Rigoletto - Royal Opera House, 11 October 2010
Viewing the gaudy corpse of a once-magnificent Zeffirelli production on the Met stage can make you wonder why his work was once considered bold and daring. Yet look at some of the frozen-in-youtube performances, the ones he actually, personally, directed – the famous Callas/Gobbi Tosca for example – and you sense the hand of a theatrical master. The difference between then and now of course is that then he was there to shape every detail of the performances. Over the years they’ve become debased and diluted by a series of indifferent in-house directors and all we see now are the vast, vulgar sets and the preposterous costumery.
Is David McVicar’s theatrical legacy headed the same way?
On its 2001 debut McVicar's Rigoletto was vital and thrilling and acutely characterised. A few revivals down the line and the captain has jumped ship. Less able hands are at the helm and it's probably under-rehearsed to boot, given that most of the principals have appeared in earlier revivals. All we’re left with is a spare, gloomy set and a story that relies too heavily on the mixed abilities of its principals for the telling. Even the notorious flesh-packed first act orgy scene was shrivelled and saggy - and I'm not just talking about the meticulously-waxed extra. Come back David - Art calls.
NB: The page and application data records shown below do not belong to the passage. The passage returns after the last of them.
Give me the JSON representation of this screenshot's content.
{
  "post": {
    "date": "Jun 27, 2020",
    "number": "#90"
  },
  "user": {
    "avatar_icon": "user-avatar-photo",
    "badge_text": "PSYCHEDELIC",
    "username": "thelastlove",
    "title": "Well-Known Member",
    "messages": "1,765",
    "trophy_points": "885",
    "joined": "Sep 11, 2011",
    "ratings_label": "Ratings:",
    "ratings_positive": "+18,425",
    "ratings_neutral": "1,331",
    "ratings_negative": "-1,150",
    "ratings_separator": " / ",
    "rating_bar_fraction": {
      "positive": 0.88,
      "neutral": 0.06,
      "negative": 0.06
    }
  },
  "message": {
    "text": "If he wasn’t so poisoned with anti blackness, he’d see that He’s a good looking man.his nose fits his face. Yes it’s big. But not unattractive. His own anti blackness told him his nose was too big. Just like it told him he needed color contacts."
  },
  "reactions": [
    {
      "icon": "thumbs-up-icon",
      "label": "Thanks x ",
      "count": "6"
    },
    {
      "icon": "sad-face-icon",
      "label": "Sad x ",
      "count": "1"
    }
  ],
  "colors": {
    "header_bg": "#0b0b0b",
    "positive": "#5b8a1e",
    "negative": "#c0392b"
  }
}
That said Dmitri Hvorostovsky was riveting in the title role. Whoever said he was wooden on stage? (Oops, guilty). Slung over a pair of crutches, he scuttled across the stage like a black leather spider, repellent yet pathetic. He sang as beautifully as the role allows, never forced, never straining for effect. His innate nobility and elegance should be all wrong for the part, but somehow he's magnetically perfect, even better than his last outing in this production about five years ago. Raymond Aceto's silky, menacing Sparafucile was nearly as good.
After the sad news earlier in the day, the evening was dedicated to Dame Joan Sutherland who, Elaine Padmore told us before the show, sang Gilda at Covent Garden in 1959. This time round it was Patrizia Ciofi who stepped into the part. She may be on the mature side for Gilda, but there's not a wobble in her convincingly girlish tone. A few notes were squeezed out, a few didn't land quite correctly, but that barely detracted from the beauty of the rest.
Wookyung Kim reprised his Duke from a couple of years ago. He has a genuinely beautiful Italianate tenor and admirable technique - no wonder he's won every competition going. But he sings like an automaton. All the notes were in place, yet he failed to move, excite or connect in any way. There's a singer who really, really needs the McVicar touch. The only major newcomer to this production was Daniela Innamorati as Maddalena. A smoky, foxy mezzo, she lacks that final degree of vocal control, but lent exactly the right colour vocally and physically.
Dan Ettinger made an uneventful debut in the pit. The overture was raucous and scrappy, and followed by an offstage band so quiet I could barely hear them in the amphitheatre (the section with the best acoustics, too). The rest was pedestrian at best, and flawed by repeatedly imprecise brass playing. Perhaps it'll improve with practice. The singing at least was enthusiastically received by the sort of audience who applaud over the orchestra.
production photos: Johan Persson for Royal Opera House
curtain call photos: intermezzo.typepad.com